Getting ready to come into T2 I got my shoes off early, wanting to be able to stay alert and move up as everyone else messed with theirs. I was sitting in the front third of the group towards the middle, watching as everyone kept moving up on the outsides. Boxed in, I kept looking for a way forward. Finally I found a hole to move to the outside and started moving up. Suddenly the guy in front of me darted left as the road narrowed. My only option was going up, I jumped up onto the sidewalk which was thankfully not packed with spectators yet. But my time was limited, and I frantically looked for a place to get back into the group. Unfortunately that place was at the back of the pack. So into T2 I went, at the very back of the group.
Coming off the bike my legs felt like complete Jell-o. Grabbing my sun-baked shoes, I again was fumbling around trying to squeeze my feet in. Starting the run I saw a long line of everyone stretched out ahead of me. A very demoralizing sight, but it may have actually helped me out. Lots of guys went out ridiculously fast considering the extreme conditions. So as some started to drop like flies and walk, I kept building my pace.
I was still too far behind though, and not running well. There were four aid stations on course and I would take two or three bottles from each station. The heat was destroying me and I felt less like I was running and more like I was just stumbling forward.
I crossed the line a few minutes behind the winner Gomez in 39th place. Everything had gone well except for my 17:57 5k split. That just won’t do at the World Cup level. Full Cozumel World Cup results and splits can be found on triathlon.org.
After a long ice bath session, I spent a long time just sitting on the curb trying to put things together. I probably had some kind of heat stroke going on, but I was just replaying things in my mind as I tried to understand what had just happened. Being outside of the top 30 means no WTS points for me. Major bummer because that was the main goal in doing this race. But not all is lost, I gained some more experience racing at a high level in a very large and deep field. There is much more work to be done.

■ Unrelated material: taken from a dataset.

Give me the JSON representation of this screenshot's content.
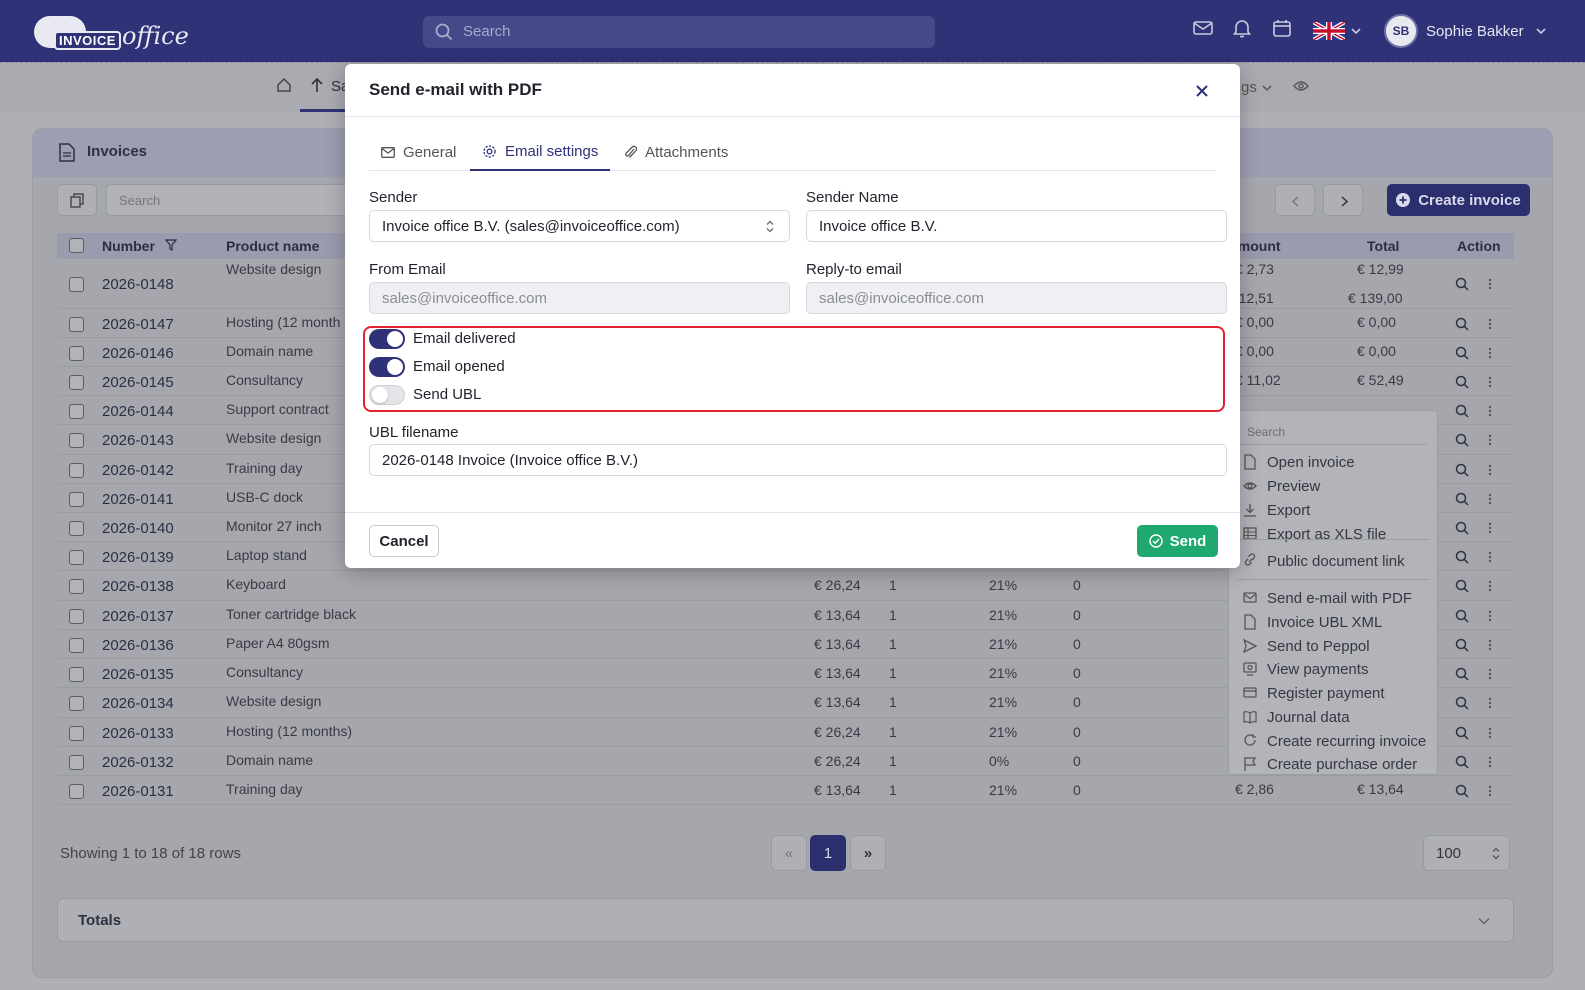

Cozumel was a great race venue. The grandstand was packed, the streets were packed and every roof top bar was packed. It was great to have so many people around screaming and putting their energy into us. The locals were out strong and even a large number of tourists had stumbled upon our race to try and give us some encouragement. The Cozumel World Cup is definitely a race I want to come back to.
Maybe the coolest moment for me was walking away from the athlete lounge to go home. I was stopped by some volunteers and a local family who all wanted to get a picture with me. Not sure who they thought I was, but I was happy to oblige. Sometimes it’s the spectators that make the venue, and hopefully I will be coming back to Cozumel next year!
For now, I’m anticipating the second hot, humid race of this trip: San Juan ITU Triathlon Pan American Cup in Puerto Rico on October 13th.